──────── Dataset entries
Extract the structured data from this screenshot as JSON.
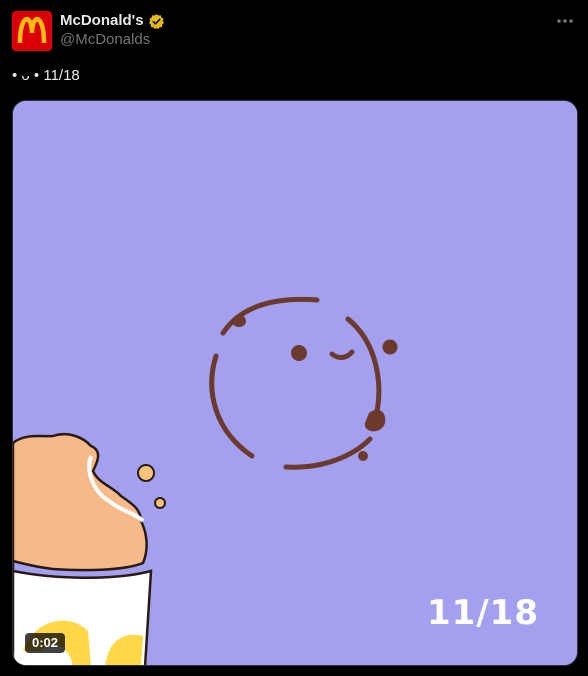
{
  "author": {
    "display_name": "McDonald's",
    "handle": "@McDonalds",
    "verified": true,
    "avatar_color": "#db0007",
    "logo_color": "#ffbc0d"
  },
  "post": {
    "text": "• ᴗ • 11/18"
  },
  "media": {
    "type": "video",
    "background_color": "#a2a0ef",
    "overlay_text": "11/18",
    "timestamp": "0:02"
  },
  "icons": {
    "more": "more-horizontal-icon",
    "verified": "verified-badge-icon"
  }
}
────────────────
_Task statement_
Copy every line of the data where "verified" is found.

_Response area_
    "verified": true,
    "verified": "verified-badge-icon"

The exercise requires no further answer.